The smog is back in Delhi – earlier than usual and denser this time. The Capital has been engulfed by a thick sheet of smog since early November reducing visibility and increasing cases of asthma attacks and other respiratory ailments among people.
The Delhi government has blamed paddy straw burning in neighbouring states and the movement of polluting inter-state vehicles for deteriorating air quality in Delhi; but environmentalists point to a much bigger problem.
They say that 10 years after the government mandated all light commercial vehicles to convert to CNG, the gains made from that landmark reform are frittering away. Delhi now, needs to usher in the second generation of reforms to combat air pollution.
The Environment Pollution Control Authority (EPCA), set up by the Supreme Court in 1998 to deal with rising pollution in Delhi, recognises this problem. Its chairman Dr Bhure Lal says, “After the government brought about the CNG conversion programme and introduced better technology buses on the roads in 2000, there was a significant improvement in air quality in Delhi. It continued till about 2003-2004, after which we are again seeing pollution levels going up.”
“The reason behind this is the phenomenal rise of vehicles in the Capital. At the close of the century, we had 28 lakhs vehicles on roads here.
“Now, it is 70 lakhs and 60 per cent of these are diesel run. People prefer diesel over petrol because of the high price difference between the two, but the cost is borne by the environment as diesel is much more polluting than petrol.”

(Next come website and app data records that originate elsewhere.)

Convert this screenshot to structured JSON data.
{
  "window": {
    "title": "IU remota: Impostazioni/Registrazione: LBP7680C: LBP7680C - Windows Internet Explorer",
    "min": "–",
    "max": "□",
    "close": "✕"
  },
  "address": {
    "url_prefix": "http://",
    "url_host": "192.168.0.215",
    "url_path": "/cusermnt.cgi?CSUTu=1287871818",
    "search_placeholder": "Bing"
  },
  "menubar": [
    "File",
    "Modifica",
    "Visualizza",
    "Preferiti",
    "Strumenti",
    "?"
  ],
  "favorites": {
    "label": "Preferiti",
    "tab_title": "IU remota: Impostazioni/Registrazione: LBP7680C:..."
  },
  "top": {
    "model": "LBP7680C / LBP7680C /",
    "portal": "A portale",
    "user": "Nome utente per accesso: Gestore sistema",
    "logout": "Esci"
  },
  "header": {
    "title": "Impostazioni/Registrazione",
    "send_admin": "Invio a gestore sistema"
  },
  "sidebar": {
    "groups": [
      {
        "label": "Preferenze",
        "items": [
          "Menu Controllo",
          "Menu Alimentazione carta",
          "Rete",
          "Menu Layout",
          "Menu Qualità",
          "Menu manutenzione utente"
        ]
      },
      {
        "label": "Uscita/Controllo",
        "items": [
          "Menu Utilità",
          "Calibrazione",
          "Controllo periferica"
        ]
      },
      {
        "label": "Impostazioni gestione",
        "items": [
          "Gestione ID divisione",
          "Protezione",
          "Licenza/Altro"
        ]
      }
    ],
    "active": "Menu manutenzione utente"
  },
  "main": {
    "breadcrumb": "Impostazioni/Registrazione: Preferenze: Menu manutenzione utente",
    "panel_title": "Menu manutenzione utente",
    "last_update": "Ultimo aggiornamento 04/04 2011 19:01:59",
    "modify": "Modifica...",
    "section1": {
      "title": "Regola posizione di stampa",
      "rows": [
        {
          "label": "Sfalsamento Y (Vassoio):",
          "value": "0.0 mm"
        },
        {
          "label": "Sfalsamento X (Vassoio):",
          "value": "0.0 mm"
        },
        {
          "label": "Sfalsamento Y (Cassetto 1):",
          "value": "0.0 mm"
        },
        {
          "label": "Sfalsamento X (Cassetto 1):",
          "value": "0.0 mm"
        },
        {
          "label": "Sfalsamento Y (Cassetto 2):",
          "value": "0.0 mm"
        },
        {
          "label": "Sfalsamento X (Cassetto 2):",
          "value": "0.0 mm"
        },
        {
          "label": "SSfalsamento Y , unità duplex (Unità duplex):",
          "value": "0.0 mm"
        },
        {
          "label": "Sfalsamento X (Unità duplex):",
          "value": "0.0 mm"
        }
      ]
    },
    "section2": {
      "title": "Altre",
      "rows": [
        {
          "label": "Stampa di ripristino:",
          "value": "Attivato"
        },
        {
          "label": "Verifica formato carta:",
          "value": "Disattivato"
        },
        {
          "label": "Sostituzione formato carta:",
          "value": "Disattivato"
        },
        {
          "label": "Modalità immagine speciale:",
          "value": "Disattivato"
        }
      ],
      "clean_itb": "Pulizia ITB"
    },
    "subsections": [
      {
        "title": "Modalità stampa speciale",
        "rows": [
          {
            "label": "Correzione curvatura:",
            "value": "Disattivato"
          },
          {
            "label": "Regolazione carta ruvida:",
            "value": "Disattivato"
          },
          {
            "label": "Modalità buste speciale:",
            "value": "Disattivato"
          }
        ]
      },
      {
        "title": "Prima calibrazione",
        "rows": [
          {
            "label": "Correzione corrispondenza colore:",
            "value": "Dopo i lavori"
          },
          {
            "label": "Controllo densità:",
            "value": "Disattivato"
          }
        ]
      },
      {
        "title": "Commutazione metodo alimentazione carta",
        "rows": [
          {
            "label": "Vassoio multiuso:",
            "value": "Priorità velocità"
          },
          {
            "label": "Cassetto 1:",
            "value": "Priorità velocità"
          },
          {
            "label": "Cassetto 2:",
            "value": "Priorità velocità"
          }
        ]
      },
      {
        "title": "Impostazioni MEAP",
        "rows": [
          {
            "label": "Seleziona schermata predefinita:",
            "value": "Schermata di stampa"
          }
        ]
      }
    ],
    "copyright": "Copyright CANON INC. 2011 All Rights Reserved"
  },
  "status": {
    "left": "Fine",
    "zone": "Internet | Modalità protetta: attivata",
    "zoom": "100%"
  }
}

Executive director-research and advocacy at Centre for Science and Environment, Anumita Roychowdhury adds, “Over the years, the multiplication of factories in and around Delhi, those in Sahibabad, Faridabad etc. have also added to pollution in Delhi. Illegal burning of garbage and agricultural waste has also contributed generously. Delhi is landlocked and significantly above sea level which results in smog collecting over this area particularly.”
“There are, however, some steps which the Delhi government must take now to bring about a second generation of air quality control reforms. In the first phase, only commercial vehicles were converted to CNG. Now, the same should be prescribed for personal vehicles as well. Raise the emission standard of vehicles,
quality of fuel, better the inspection system to detect old commercial vehicles and raise checking points at borders to curb entry of polluting motor vehicles.”
“Most importantly, the government should control the use of cars/personal vehicles with a combination of taxation and parking policies which act as a disincentive in using cars. The public transportation system must also be strengthened so that people are not inclined towards personal vehicles at all. This is the only way to ensure that gains from the CNG conversion a decade back are not lost completely, and air quality in Delhi does not go down any further.”